It’s fascinating to see how the media and public trash Silda Spitzer for her appearance during the apology press conference last Monday. People describe her behavior as nauseating, phony, awful. Years ago when Hillary Clinton stood by Bill or Dina Matos McGreevey flanked her husband through his coming-out affair, the public almost admired the courage and love of these women. Today, the same women would face the wrath of the majority.
Sure, one reason is the lack of authenticity. Is there a wife in this world holding hands with her husband a few days after she found out about $4,000 hookers? We’ve seen it too many times (Hillary, Matos McGreevy and Suzanne Craig come to mind) and we just don’t believe our eyes anymore. Just like the defendant claiming not guilty after being caught on tape. Or the kid being caught in the cookie jar. Over years of life and media experience, people have formed very sensitive antennas for bull***t.
Having said that, we encounter bull***t all day long but don’t get that enraged. Why are that many people angry?
Silda Spitzer played the part she was supposed to play in the past: Women were supposed to stand by their men. Women were supposed to look adoringly at their husbands when they deliver the stump speech for the gazillionth time. Times have changed.
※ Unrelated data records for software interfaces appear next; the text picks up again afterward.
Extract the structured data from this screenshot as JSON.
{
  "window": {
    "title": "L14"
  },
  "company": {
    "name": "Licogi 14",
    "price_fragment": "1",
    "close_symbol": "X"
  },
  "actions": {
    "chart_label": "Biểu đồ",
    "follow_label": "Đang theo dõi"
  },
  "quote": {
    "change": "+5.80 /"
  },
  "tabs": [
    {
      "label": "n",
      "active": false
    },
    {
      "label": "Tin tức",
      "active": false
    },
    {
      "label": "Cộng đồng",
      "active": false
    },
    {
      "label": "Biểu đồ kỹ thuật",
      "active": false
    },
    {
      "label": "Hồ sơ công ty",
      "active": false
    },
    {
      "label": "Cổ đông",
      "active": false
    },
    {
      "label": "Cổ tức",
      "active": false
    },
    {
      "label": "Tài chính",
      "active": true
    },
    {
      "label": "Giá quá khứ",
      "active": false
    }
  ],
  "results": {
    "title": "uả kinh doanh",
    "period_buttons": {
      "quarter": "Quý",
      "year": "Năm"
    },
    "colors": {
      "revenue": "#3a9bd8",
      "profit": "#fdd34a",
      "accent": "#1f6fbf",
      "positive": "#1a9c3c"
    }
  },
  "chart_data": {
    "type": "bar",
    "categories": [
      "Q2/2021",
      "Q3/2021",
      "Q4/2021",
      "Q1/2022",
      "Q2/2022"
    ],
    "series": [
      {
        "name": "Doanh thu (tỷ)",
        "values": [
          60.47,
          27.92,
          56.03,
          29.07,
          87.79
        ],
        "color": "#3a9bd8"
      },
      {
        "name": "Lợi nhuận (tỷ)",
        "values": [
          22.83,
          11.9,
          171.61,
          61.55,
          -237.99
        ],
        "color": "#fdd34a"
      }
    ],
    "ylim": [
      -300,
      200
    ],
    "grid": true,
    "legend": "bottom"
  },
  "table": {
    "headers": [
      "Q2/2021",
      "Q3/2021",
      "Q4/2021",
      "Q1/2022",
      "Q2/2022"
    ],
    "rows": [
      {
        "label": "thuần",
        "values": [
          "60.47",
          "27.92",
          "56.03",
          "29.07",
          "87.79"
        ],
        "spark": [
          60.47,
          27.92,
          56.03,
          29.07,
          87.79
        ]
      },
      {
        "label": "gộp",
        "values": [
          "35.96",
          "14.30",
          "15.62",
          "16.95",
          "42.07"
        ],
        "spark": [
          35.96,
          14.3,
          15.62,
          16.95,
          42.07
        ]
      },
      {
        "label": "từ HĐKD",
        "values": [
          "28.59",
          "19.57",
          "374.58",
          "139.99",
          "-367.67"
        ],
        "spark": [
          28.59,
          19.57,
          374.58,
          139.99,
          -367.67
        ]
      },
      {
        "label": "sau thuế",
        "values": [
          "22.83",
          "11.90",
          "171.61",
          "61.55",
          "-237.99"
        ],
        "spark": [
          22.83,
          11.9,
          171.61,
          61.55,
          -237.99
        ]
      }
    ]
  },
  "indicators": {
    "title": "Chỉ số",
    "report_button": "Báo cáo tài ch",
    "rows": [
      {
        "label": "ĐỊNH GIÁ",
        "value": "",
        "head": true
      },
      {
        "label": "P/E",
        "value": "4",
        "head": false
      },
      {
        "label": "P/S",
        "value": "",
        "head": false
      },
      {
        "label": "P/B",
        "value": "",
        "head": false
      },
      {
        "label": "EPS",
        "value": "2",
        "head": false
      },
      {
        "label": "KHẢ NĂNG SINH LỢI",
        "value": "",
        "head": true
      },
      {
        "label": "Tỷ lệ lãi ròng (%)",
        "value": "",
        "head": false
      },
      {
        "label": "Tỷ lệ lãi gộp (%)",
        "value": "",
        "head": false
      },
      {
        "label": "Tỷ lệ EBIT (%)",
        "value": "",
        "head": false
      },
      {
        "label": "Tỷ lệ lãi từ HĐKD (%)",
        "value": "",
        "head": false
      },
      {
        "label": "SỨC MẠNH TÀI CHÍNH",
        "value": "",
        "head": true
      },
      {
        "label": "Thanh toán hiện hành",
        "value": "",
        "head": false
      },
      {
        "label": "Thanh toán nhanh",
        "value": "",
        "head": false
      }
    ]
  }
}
All of us encounter new and changing expectations each and every day.As a father, it’s not enough to just pat your kid on the back and go to work. Now, you need to change diapers and overcome endless sleepless to be called a father. Same is true for agencies: Three Martini lunches and an overnight creative effort won’t win you any pitch anymore. There’s a lot of chatter about the changing agency landscape.
Big Agencies used to be celebrity-filled creative hot shops with no strategic insights and, besides awards, no reason to exist, besides looking beautiful. While many creative agencies have adjusted to the times and revealed innovative creative work, most media agencies have not learned their lesson. They are still smiling at their beloved creative shop and client.
Yes, I know. Changing from stepchild at the table to household leader is hard. But media agencies have no choice: People are not where they used to be and media is not as easy as it used to be. Reaching the audience has become a monumental task. Engaging the audience feels like a Sisyphean task. Dont’ even bother asking about connecting.
Agencies have to adjust to them times. Reach loses its importance. Real, authentic connections become essential. This might happen through product development participation, advanced design or conversational marketing. But it has to happen. And will.
Otherwise, you’ll end up in a pitiful spot. Just like Silda Spitzer.